A few years back, an osteopath broke me. Or, to be more specific, he failed to recognize that I was in the process of herniating a disk and instead listened for my long tide and other such rhythms in my body. By the next morning, I was in agony.
When I was pregnant with my first child, my midwife and doctor got into arguments about how to treat a potentially developing condition, leaving me to decide whether to go with heads or tails.
My regular massage therapist was away and recommended his colleague, who decided to start our first meeting with a long conversation about bowel movements and was I having three bowel movements as long as my forearm daily. I left the office soon after that, and washed my hands thoroughly.
So, you see, I'm a little wary of what I call voodoo.
At the same time, there was nothing better than midwife-supervised deliveries and aftercare; I've enjoyed acupuncture (ok, enjoyed might be pushing it) and have found that oil of oregano and tea tree oil are amazing cure-alls. I find I straddle the line between traditional and alternative medicine, and that the best way for me to sort it out is to listen to my gut.
And speaking of guts...
This spring, our daughter suffered from recurring stomach pain and vomiting. Our doctor was little help and we were at our wits' end.
Finally, I decided to break down and take her to a naturopath.

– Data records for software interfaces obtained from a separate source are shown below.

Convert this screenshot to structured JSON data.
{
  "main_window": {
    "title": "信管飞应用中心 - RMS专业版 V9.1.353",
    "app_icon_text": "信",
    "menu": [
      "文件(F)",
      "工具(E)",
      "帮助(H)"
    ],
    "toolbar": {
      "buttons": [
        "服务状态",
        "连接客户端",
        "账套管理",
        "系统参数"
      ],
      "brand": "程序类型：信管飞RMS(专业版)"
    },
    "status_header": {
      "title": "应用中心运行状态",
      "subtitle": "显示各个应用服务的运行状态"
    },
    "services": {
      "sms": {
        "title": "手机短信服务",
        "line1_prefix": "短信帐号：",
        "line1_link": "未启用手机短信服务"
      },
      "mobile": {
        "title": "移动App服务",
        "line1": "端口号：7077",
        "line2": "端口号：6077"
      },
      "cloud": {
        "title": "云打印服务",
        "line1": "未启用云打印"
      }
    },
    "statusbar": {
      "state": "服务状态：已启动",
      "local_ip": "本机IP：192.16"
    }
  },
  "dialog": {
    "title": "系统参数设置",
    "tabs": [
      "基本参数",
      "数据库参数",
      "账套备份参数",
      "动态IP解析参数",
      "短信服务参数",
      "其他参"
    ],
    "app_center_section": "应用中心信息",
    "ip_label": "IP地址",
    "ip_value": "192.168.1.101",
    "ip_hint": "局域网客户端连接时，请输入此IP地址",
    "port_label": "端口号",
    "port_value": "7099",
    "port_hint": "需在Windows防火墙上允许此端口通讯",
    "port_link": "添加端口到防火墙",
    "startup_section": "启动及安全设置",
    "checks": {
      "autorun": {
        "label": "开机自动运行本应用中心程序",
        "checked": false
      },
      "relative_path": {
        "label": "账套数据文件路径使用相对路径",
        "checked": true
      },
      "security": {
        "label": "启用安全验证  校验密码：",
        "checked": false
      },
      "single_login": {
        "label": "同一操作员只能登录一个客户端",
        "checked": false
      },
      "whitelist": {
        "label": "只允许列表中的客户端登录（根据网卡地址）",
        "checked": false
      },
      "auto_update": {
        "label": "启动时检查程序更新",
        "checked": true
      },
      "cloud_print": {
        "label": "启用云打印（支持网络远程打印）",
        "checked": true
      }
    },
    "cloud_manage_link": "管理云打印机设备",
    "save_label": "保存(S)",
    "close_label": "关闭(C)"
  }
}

I rolled my eyes. "They'll probably want to know if she's left-handed and what her birth was like."
Instead, we were ushered into a wood-paneled room where we sat on a couch and explained our situation to the woman who sat across from us. We left an hour later with three bottles of potion and a blood test for food allergies finished. "She seems more human than our doctor," was my daughter's comment, while I nearly cried with relief at finally being taken seriously by a member of the medical profession.
And I could have kicked myself - because this was anything but voodoo. It reminded me of my great midwife experiences and was like a cross between a doctor and a nutritionist. There was no mention of birth conditions or handedness.

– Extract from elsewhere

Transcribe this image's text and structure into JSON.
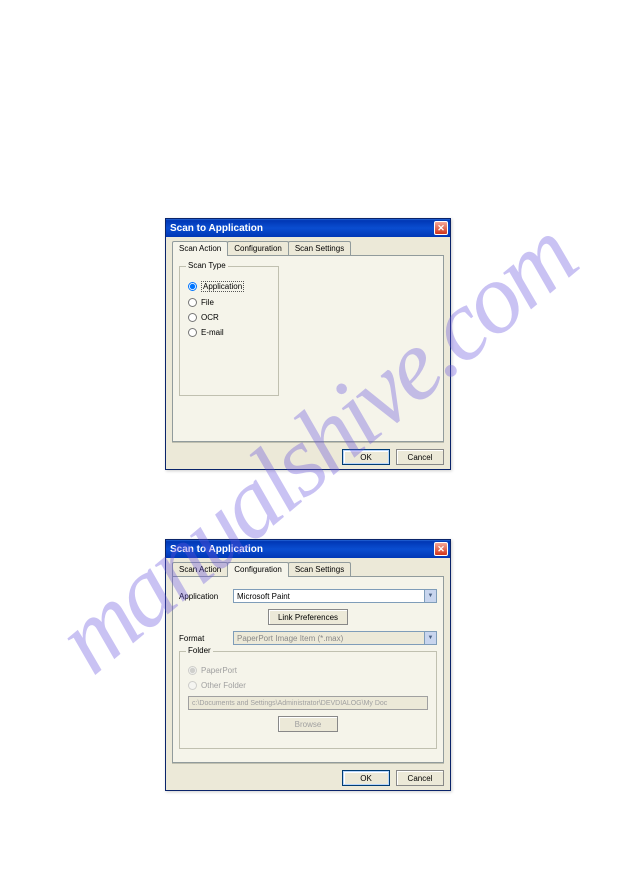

The blood tests came back saying our daughter was reactive to sugar, wheat, dairy and peanuts. We were told we didn't have to read labels, but if a product contained obvious amounts of dairy -- cheese sauce, for instance -- or wheat, we were to provide alternatives. It's actually been surprisingly easy, particularly because on this elimination diet, our daughter feels like a million bucks. And the weekend she cheated, she felt horrible again.
This weekend, though, she leaves for a week at overnight camp. She packed all her clothes and books and stuffed animals days ago, but I'm still carefully composing lists for the camp cooks and nurse, and stockpiling safe and delicious foods for her to take. And I'm crossing my toes that all goes smoothly, that she doesn't end up in the nurse's office every night, wracked with stomach cramps. Because that doesn't make for happy camp memories.
At a family gathering the other day, someone rolled their eyes when I told them about our daughter's diet. "They tell that to everyone," she said. I know what it's like to be skeptical of alternative medicines - and sometimes with good cause - but at the same time, in this situation, I felt like the parents of the man whose blindness Jesus cured; when the Pharisees came to get their take on the situation, they said, in effect, "Here's what we know: this is our son. He was blind and now he can see."
It wasn't a voodoo experience. And it worked. That's good enough for me.